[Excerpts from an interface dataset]
»»

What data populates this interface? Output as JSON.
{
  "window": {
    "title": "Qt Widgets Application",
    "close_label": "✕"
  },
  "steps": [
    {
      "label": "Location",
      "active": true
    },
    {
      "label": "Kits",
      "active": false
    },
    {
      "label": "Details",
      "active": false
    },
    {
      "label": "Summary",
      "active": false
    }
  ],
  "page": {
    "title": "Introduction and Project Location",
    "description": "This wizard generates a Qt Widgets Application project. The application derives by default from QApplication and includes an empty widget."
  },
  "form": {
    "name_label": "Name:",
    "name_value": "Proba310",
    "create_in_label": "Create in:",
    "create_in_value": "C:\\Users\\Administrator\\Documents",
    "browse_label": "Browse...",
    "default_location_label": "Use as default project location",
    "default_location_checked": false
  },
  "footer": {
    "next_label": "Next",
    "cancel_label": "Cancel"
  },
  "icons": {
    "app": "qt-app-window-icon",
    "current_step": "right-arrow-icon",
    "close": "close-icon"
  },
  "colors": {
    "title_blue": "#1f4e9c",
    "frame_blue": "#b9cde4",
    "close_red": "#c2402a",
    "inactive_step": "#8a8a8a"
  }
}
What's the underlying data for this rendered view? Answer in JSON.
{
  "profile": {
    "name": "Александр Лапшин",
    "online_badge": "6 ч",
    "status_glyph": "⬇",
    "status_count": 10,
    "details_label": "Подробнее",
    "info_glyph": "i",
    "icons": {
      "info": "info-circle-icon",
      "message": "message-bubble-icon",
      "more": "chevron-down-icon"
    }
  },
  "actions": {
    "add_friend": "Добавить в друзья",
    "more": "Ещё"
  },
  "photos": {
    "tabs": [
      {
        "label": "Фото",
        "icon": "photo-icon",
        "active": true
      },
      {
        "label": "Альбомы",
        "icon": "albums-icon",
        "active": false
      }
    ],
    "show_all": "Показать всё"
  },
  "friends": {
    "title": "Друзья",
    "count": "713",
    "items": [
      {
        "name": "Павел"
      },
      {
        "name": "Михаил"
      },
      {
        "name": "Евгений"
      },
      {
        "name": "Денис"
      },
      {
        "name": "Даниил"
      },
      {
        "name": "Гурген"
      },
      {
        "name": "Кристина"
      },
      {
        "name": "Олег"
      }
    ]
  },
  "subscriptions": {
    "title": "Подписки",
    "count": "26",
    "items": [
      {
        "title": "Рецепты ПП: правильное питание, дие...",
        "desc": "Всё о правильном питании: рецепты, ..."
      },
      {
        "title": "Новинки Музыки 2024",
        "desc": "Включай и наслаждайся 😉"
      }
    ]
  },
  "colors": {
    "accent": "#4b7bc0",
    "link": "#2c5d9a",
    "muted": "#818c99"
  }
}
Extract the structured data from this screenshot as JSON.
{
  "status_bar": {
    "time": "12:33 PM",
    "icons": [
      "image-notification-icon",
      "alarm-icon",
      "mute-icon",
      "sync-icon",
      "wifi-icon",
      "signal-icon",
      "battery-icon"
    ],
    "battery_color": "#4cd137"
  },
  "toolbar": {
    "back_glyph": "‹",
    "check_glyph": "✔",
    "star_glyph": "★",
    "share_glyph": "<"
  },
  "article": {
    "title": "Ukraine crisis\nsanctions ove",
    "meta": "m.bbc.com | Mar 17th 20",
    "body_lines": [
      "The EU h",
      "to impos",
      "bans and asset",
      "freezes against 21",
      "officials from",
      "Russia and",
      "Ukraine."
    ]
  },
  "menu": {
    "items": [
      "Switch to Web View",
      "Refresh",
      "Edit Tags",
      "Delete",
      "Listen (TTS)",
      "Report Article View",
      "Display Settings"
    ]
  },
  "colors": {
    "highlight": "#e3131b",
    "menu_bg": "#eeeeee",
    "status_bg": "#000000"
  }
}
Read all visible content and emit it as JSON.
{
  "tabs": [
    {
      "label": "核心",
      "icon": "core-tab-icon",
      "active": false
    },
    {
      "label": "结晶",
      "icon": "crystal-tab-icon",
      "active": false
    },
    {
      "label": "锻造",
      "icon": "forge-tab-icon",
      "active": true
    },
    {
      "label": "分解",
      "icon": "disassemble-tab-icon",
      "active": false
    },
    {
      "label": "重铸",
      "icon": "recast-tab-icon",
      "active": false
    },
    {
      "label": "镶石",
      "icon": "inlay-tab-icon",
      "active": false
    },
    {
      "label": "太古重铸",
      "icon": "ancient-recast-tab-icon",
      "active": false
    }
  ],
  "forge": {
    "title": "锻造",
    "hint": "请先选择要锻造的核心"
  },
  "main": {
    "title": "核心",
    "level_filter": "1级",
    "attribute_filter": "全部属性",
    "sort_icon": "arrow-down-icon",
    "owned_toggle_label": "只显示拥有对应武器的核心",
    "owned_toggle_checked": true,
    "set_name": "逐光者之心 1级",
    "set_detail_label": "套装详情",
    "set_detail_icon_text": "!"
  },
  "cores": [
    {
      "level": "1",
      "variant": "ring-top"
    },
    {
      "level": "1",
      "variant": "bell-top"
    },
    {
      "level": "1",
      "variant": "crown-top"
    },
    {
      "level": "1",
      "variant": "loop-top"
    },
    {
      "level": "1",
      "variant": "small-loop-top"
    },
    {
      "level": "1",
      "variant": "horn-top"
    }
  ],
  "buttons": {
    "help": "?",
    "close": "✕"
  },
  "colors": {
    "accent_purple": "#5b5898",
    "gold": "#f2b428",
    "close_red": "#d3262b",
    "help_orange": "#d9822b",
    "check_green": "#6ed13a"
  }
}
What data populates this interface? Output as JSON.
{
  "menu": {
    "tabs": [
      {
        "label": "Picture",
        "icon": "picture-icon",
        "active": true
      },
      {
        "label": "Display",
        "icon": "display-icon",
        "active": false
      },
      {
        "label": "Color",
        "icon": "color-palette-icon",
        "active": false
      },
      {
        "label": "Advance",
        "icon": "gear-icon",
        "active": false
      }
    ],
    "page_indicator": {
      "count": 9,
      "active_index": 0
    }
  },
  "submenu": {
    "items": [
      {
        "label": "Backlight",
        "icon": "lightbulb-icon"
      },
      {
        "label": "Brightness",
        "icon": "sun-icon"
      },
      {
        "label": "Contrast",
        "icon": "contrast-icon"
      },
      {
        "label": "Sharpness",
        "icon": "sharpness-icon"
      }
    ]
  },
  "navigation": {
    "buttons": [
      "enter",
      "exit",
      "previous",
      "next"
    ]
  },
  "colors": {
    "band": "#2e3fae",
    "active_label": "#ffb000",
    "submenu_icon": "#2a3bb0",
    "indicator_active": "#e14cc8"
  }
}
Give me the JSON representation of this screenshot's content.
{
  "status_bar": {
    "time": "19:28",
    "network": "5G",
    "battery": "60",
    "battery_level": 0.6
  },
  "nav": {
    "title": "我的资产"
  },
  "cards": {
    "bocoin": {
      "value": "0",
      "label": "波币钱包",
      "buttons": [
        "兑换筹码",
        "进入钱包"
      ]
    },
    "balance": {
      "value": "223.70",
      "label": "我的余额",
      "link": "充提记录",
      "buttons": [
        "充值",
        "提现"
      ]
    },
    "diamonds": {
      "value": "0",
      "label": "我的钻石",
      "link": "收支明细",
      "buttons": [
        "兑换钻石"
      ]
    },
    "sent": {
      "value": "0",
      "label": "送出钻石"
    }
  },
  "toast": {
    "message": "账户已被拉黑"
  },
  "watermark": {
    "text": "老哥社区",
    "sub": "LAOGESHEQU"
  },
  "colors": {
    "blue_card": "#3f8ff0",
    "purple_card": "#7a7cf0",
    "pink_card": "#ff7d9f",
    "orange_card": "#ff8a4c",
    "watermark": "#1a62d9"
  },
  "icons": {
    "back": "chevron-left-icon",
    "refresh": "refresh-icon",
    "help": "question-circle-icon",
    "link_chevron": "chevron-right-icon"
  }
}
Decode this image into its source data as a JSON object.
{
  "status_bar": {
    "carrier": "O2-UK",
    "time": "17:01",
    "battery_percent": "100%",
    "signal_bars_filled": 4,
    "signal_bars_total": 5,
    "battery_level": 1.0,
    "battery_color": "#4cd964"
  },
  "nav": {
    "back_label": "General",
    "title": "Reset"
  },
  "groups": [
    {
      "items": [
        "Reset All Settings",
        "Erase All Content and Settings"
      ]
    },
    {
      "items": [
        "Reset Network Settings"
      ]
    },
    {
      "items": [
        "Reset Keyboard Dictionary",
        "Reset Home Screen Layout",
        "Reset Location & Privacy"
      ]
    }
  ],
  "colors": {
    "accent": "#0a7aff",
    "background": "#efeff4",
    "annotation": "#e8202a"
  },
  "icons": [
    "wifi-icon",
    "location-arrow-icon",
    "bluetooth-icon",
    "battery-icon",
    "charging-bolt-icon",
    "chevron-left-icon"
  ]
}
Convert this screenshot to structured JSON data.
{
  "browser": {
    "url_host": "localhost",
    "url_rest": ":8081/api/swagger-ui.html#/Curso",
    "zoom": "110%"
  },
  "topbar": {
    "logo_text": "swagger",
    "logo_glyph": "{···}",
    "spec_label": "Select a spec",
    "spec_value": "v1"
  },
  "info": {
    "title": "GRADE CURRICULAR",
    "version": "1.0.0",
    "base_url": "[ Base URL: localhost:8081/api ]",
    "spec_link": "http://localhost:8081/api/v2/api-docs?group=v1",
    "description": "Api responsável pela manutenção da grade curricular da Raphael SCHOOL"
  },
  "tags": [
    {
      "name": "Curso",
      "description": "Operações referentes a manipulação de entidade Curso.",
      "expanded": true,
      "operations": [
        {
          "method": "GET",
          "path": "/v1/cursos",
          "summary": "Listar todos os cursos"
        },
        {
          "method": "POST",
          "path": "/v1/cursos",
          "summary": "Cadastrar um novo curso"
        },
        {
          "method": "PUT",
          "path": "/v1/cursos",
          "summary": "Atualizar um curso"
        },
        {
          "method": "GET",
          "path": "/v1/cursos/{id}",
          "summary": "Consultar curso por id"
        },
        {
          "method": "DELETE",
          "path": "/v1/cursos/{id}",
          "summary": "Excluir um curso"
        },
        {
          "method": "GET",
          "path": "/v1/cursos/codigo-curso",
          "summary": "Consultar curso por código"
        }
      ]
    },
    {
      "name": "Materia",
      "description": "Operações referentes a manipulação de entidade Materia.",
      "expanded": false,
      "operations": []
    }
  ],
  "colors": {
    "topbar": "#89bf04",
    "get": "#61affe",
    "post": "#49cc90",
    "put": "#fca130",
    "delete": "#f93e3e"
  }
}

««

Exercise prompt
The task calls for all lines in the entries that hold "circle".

Solution to this task
      "info": "info-circle-icon",
    "help": "question-circle-icon",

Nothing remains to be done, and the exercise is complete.